◆ **Problem**:
Filtering the records below, copy only those lines that include the word "this".

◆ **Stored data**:
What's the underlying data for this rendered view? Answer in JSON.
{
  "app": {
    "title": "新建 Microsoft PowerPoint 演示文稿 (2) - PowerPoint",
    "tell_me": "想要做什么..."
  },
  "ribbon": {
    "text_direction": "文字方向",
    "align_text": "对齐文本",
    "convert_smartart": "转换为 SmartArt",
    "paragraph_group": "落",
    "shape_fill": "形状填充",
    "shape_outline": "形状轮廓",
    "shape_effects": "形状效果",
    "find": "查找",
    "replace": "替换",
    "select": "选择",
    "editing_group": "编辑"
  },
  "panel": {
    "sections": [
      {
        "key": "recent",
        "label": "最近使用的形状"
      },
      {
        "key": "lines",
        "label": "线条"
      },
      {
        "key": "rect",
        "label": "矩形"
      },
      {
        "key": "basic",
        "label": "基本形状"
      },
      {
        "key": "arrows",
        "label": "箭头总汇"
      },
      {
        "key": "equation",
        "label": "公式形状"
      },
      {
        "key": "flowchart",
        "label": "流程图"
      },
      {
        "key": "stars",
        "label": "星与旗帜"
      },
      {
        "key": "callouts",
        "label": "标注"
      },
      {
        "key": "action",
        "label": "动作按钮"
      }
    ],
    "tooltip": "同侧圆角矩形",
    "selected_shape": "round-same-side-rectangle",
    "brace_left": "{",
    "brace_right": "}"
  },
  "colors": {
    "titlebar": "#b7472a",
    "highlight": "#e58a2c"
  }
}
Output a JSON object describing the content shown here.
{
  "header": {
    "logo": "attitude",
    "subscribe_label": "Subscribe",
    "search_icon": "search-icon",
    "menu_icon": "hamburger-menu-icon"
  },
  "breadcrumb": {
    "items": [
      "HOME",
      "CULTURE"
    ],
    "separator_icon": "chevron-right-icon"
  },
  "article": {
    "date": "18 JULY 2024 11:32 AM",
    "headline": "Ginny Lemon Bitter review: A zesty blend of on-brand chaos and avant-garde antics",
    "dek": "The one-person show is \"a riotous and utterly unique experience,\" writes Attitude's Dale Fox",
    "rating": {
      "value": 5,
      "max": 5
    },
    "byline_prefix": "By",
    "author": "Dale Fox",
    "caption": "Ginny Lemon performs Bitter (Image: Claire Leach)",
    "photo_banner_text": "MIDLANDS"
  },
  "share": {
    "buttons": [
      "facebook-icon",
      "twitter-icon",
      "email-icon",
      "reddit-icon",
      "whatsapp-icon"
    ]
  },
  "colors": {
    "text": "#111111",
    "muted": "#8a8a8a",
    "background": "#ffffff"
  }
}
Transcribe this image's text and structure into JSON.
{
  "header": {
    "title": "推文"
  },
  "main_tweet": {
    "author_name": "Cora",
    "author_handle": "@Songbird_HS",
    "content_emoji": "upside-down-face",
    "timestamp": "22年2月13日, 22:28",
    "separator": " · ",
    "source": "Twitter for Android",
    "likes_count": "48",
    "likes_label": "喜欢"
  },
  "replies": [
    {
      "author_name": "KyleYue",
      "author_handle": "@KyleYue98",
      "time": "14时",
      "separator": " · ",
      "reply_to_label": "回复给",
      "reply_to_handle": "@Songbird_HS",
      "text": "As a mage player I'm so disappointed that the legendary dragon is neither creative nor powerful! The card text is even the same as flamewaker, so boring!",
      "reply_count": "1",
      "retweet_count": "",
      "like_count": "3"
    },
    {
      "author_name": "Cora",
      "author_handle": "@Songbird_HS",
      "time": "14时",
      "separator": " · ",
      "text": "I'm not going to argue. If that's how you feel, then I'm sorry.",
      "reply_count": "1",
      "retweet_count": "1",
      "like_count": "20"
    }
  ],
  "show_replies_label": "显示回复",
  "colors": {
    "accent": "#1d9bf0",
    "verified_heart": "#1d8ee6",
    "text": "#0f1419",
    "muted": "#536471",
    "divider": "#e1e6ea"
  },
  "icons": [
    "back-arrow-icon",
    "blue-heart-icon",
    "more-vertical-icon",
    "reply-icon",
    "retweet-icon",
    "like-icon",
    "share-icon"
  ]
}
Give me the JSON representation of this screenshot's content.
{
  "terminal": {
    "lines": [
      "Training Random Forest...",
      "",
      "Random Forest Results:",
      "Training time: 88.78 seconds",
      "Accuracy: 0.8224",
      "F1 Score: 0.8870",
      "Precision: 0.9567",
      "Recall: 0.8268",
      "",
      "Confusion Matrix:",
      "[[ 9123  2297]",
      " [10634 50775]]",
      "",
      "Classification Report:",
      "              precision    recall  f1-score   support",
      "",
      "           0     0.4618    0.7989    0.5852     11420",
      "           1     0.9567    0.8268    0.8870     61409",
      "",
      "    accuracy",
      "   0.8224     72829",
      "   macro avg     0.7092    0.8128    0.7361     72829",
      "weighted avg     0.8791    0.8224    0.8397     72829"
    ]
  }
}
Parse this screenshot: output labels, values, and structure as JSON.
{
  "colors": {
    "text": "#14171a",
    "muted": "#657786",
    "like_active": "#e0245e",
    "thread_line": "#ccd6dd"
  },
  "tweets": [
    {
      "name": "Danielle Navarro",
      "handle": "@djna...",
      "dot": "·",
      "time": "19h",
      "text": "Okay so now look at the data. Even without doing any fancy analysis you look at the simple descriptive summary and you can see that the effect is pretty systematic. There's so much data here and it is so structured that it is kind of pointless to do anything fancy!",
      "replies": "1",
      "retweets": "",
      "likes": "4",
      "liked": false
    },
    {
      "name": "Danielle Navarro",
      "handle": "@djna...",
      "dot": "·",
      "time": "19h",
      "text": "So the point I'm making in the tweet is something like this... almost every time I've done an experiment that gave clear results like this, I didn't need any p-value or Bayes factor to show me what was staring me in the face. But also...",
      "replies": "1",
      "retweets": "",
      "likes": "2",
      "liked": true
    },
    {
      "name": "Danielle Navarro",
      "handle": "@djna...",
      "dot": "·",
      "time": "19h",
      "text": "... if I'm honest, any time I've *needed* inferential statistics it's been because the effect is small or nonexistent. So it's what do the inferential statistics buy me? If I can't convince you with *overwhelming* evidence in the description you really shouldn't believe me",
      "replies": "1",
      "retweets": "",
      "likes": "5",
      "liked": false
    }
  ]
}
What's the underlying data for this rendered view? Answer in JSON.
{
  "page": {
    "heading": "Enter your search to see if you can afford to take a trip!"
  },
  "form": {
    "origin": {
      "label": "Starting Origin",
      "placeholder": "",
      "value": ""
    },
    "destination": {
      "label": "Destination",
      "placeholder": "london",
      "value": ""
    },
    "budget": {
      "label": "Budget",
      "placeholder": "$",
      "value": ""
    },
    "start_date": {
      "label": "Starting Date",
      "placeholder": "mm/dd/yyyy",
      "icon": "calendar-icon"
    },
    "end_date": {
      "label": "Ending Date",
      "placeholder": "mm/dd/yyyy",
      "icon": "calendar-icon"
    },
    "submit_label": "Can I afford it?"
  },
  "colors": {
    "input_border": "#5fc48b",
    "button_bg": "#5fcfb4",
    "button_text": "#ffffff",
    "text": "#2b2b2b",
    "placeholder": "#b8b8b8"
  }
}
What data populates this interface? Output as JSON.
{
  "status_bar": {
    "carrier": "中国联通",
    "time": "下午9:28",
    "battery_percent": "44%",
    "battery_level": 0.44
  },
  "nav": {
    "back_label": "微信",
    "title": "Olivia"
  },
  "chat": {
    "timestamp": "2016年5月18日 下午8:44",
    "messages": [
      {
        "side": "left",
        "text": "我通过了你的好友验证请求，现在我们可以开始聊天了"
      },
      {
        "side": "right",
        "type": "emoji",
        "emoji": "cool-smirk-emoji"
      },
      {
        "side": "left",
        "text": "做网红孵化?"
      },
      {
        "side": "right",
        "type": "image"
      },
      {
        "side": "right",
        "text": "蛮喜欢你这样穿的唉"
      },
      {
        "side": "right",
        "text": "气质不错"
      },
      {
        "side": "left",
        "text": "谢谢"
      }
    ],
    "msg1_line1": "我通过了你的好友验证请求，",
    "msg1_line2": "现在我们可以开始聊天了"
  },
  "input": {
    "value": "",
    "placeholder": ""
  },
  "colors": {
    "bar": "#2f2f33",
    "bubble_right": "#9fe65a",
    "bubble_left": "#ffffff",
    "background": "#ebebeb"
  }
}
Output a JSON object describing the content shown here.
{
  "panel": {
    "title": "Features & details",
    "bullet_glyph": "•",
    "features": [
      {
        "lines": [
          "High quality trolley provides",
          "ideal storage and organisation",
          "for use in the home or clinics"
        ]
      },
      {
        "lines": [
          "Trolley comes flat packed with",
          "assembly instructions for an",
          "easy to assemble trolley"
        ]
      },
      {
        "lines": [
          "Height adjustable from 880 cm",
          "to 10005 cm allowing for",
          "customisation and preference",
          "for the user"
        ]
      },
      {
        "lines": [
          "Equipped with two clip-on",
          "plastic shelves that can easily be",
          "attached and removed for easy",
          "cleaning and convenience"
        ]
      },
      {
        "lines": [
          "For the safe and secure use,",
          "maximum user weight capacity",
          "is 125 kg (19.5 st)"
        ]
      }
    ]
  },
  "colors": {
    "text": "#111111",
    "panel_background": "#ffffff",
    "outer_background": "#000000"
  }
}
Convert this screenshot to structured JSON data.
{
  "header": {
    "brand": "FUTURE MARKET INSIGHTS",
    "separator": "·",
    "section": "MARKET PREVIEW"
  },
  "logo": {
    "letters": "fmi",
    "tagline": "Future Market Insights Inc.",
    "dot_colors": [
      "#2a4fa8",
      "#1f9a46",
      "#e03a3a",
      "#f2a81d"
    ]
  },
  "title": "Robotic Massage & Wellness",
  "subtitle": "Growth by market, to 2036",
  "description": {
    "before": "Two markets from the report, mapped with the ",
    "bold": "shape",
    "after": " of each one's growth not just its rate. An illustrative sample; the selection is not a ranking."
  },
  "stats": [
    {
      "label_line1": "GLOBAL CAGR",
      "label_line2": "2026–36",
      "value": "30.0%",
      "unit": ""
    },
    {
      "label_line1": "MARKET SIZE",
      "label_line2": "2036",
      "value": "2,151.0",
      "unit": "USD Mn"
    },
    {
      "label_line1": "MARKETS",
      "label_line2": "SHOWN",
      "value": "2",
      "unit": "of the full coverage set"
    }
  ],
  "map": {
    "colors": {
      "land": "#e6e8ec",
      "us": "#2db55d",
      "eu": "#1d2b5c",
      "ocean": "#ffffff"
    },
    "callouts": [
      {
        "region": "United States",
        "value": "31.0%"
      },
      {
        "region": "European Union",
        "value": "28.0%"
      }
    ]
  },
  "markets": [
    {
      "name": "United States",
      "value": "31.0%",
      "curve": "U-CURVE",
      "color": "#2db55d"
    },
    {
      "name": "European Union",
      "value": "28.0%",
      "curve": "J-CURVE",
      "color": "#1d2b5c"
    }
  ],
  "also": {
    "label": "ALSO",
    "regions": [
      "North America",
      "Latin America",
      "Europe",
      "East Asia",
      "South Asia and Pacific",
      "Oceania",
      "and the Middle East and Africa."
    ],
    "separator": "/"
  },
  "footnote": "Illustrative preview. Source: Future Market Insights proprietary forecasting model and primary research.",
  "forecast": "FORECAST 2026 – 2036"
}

◆ **Written solution**:
What's the underlying data for this rendered view? Answer in JSON.
Transcribe this image's text and structure into JSON.
Give me the JSON representation of this screenshot's content.
Parse this screenshot: output labels, values, and structure as JSON.
      "text": "So the point I'm making in the tweet is something like this... almost every time I've done an experiment that gave clear results like this, I didn't need any p-value or Bayes factor to show me what was staring me in the face. But also...",
What's the underlying data for this rendered view? Answer in JSON.
What data populates this interface? Output as JSON.
Convert this screenshot to structured JSON data.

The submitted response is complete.